Reflections on Group Facilitation

I see Group Facilitation as a magical and noble task, because having a group under my responsibility involves being in charge of several human beings who seek to evolve in different aspects of themselves and their profession.

A group is much more than the sum of its parts

Each participant comes with their baggage accumulated in the trajectory of their lives and by becoming part of a group, this lived energy is enhanced. From it, different emotional stages arise that will contribute to the development of a synergy that needs to be catalyzed by the facilitator. The facilitator himself receives stimuli that will resonate within him and his experiences and, for magic to happen, he/she needs solid training, training that enables him to trust himself and the group in front of him. . As facilitators, we are vulnerable to our own beliefs, values ​​and emotions and, if unprepared, could hinder the process of developing the group entrusted to us.
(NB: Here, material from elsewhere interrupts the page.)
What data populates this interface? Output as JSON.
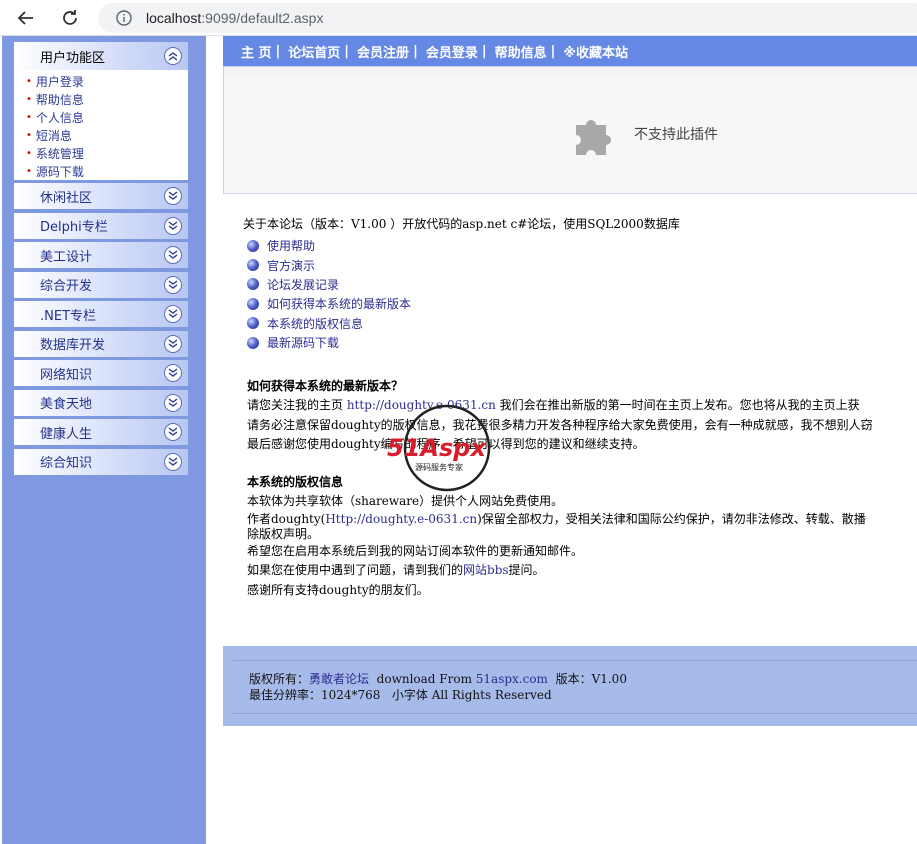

The facilitator must recognize the group as a living and systemic organism, where the participation of each of its members generates a process that he/she has to learn to read, listens to and knows how to use. Understand that the group grows and evolves as a whole that it flows even when not all its members grow in the same way. The facilitator needs to be focused on what is happening in the group as things happen, not just on the content they have planned.
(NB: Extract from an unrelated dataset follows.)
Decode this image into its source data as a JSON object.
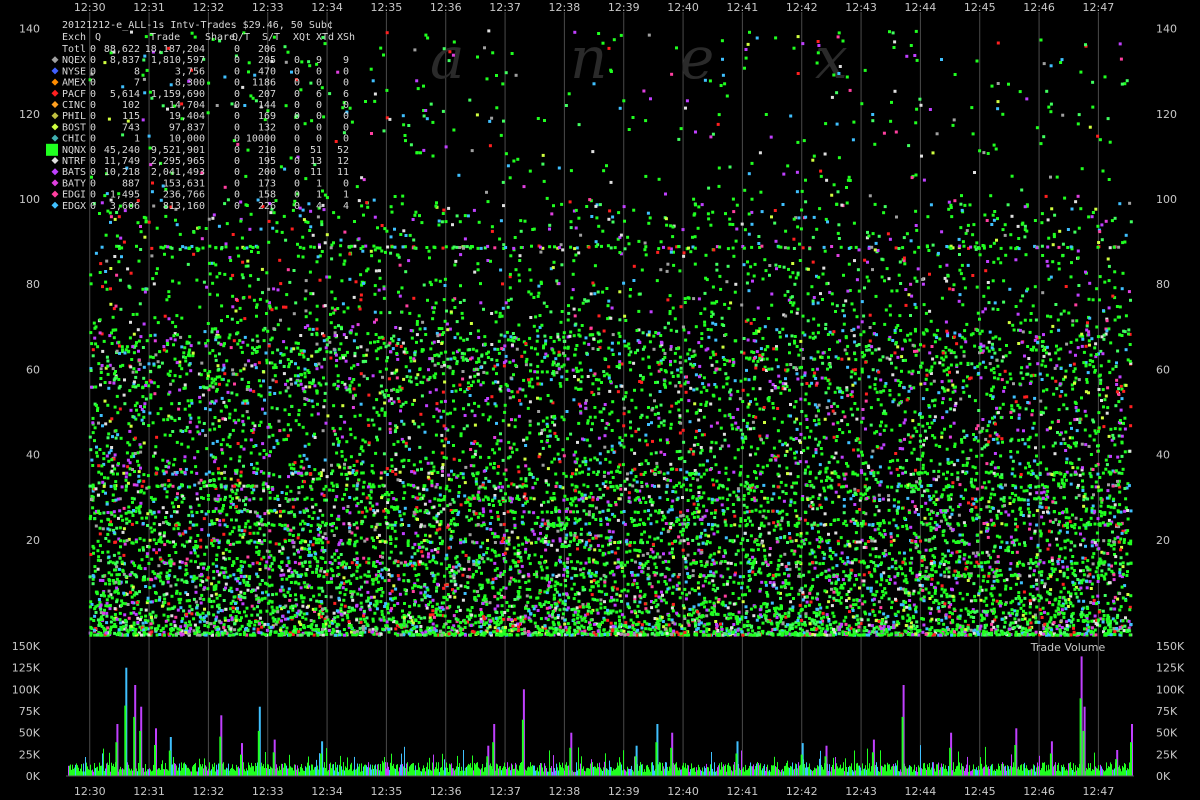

Facilitating is like a symphony that occurs due to the participation of all the instruments sounding as a whole, not only in the notes that each musician must play, it is the music of the group showing their needs expressed in their own language and not what the Facilitator wants to hear. ; It is from your ability as a facilitator to follow all these movements that together, Group and Partnering Facilitator do the magic.

Knowing different methodologies and authors that are pillars of the theory and practice of group dynamics is essential.

Here are some of my learning’s for facilitating groups:

  • Focusing on the individual needs of the Facilitator instead of the needs of the group brings difficulties.
  • It is important to establish at the beginning of a session a formal work “contract” and a psychological one, which involves the expectations of the group and mine as a Facilitator and what is feasible or achievable within the agreed work time;
  • It is important to have a solid and adequate training to work with groups, because the greater the breadth and depth of my knowledge, the greater my understanding of the group process. As K. Lewis said “nothing is more practical than a good theory”;
  • The wealth of the group is not in the technique, it is in the group and its members. The technique or exercise is only a means to facilitate the opening of a process that is latent in this group at that moment;
  • As a Facilitator I do not participate in the emotional reaction of the group, I am empathetic and act as a catalyst, I am not involved in it, I can see the situation from the outside;
  • The moments of silence in the group are an important ally to open up a space for me to understand what may be happening at a deeper and more subjective level in the group. It should not scare me. If I learn to listen to this silence, the group generally evolves.
  • I hope I have been able to share my vision from the angle of my experiences with facilitation and motivate you to seek to read and enrich your performance as Facilitators by learning every day.